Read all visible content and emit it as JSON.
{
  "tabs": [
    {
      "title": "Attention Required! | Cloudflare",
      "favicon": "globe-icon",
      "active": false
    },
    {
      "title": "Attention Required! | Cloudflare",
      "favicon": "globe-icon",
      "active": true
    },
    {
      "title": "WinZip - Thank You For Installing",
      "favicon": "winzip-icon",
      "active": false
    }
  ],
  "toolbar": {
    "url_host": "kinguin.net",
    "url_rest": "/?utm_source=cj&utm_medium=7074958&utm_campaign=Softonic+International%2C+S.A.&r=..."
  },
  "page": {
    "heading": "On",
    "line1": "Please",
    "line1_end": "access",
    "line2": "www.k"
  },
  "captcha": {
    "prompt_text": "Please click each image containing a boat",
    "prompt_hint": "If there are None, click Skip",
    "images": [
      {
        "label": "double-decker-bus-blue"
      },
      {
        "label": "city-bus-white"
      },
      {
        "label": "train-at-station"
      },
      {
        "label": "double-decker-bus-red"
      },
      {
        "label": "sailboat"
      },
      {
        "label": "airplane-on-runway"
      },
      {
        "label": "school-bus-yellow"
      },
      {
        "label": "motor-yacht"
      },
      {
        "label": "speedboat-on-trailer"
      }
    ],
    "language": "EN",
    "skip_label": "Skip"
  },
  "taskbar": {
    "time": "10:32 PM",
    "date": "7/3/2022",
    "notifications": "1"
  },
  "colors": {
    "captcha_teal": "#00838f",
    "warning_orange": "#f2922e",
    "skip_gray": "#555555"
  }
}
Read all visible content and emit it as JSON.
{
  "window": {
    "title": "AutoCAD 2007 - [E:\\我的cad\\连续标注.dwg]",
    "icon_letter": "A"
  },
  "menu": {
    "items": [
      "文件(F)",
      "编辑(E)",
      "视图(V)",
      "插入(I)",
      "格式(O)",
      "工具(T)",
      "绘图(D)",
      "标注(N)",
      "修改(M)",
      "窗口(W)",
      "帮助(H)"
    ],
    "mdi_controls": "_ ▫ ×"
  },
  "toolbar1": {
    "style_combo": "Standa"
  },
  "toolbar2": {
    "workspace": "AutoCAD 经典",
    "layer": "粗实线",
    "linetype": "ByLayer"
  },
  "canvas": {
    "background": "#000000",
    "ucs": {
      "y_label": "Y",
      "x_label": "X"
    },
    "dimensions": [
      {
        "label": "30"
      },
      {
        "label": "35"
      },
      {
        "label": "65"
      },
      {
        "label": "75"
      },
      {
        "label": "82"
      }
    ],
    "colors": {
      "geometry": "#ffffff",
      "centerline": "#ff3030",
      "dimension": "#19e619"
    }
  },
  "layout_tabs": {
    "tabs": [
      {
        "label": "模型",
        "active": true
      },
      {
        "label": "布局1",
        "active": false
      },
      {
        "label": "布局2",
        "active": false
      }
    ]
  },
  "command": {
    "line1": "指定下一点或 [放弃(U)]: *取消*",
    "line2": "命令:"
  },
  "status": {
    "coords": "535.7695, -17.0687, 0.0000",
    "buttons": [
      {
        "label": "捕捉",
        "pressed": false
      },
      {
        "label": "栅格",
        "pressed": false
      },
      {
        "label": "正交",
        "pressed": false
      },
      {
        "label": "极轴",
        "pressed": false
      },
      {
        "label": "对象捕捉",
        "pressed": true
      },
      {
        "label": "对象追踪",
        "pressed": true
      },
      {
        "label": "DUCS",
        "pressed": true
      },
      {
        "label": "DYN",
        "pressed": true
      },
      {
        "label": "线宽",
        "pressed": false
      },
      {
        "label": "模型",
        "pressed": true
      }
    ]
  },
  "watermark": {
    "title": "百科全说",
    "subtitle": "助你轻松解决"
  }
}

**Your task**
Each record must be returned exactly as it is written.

**Expected output**
Read all visible content and emit it as JSON.
{
  "tabs": [
    {
      "title": "Attention Required! | Cloudflare",
      "favicon": "globe-icon",
      "active": false
    },
    {
      "title": "Attention Required! | Cloudflare",
      "favicon": "globe-icon",
      "active": true
    },
    {
      "title": "WinZip - Thank You For Installing",
      "favicon": "winzip-icon",
      "active": false
    }
  ],
  "toolbar": {
    "url_host": "kinguin.net",
    "url_rest": "/?utm_source=cj&utm_medium=7074958&utm_campaign=Softonic+International%2C+S.A.&r=..."
  },
  "page": {
    "heading": "On",
    "line1": "Please",
    "line1_end": "access",
    "line2": "www.k"
  },
  "captcha": {
    "prompt_text": "Please click each image containing a boat",
    "prompt_hint": "If there are None, click Skip",
    "images": [
      {
        "label": "double-decker-bus-blue"
      },
      {
        "label": "city-bus-white"
      },
      {
        "label": "train-at-station"
      },
      {
        "label": "double-decker-bus-red"
      },
      {
        "label": "sailboat"
      },
      {
        "label": "airplane-on-runway"
      },
      {
        "label": "school-bus-yellow"
      },
      {
        "label": "motor-yacht"
      },
      {
        "label": "speedboat-on-trailer"
      }
    ],
    "language": "EN",
    "skip_label": "Skip"
  },
  "taskbar": {
    "time": "10:32 PM",
    "date": "7/3/2022",
    "notifications": "1"
  },
  "colors": {
    "captcha_teal": "#00838f",
    "warning_orange": "#f2922e",
    "skip_gray": "#555555"
  }
}
Read all visible content and emit it as JSON.
{
  "window": {
    "title": "AutoCAD 2007 - [E:\\我的cad\\连续标注.dwg]",
    "icon_letter": "A"
  },
  "menu": {
    "items": [
      "文件(F)",
      "编辑(E)",
      "视图(V)",
      "插入(I)",
      "格式(O)",
      "工具(T)",
      "绘图(D)",
      "标注(N)",
      "修改(M)",
      "窗口(W)",
      "帮助(H)"
    ],
    "mdi_controls": "_ ▫ ×"
  },
  "toolbar1": {
    "style_combo": "Standa"
  },
  "toolbar2": {
    "workspace": "AutoCAD 经典",
    "layer": "粗实线",
    "linetype": "ByLayer"
  },
  "canvas": {
    "background": "#000000",
    "ucs": {
      "y_label": "Y",
      "x_label": "X"
    },
    "dimensions": [
      {
        "label": "30"
      },
      {
        "label": "35"
      },
      {
        "label": "65"
      },
      {
        "label": "75"
      },
      {
        "label": "82"
      }
    ],
    "colors": {
      "geometry": "#ffffff",
      "centerline": "#ff3030",
      "dimension": "#19e619"
    }
  },
  "layout_tabs": {
    "tabs": [
      {
        "label": "模型",
        "active": true
      },
      {
        "label": "布局1",
        "active": false
      },
      {
        "label": "布局2",
        "active": false
      }
    ]
  },
  "command": {
    "line1": "指定下一点或 [放弃(U)]: *取消*",
    "line2": "命令:"
  },
  "status": {
    "coords": "535.7695, -17.0687, 0.0000",
    "buttons": [
      {
        "label": "捕捉",
        "pressed": false
      },
      {
        "label": "栅格",
        "pressed": false
      },
      {
        "label": "正交",
        "pressed": false
      },
      {
        "label": "极轴",
        "pressed": false
      },
      {
        "label": "对象捕捉",
        "pressed": true
      },
      {
        "label": "对象追踪",
        "pressed": true
      },
      {
        "label": "DUCS",
        "pressed": true
      },
      {
        "label": "DYN",
        "pressed": true
      },
      {
        "label": "线宽",
        "pressed": false
      },
      {
        "label": "模型",
        "pressed": true
      }
    ]
  },
  "watermark": {
    "title": "百科全说",
    "subtitle": "助你轻松解决"
  }
}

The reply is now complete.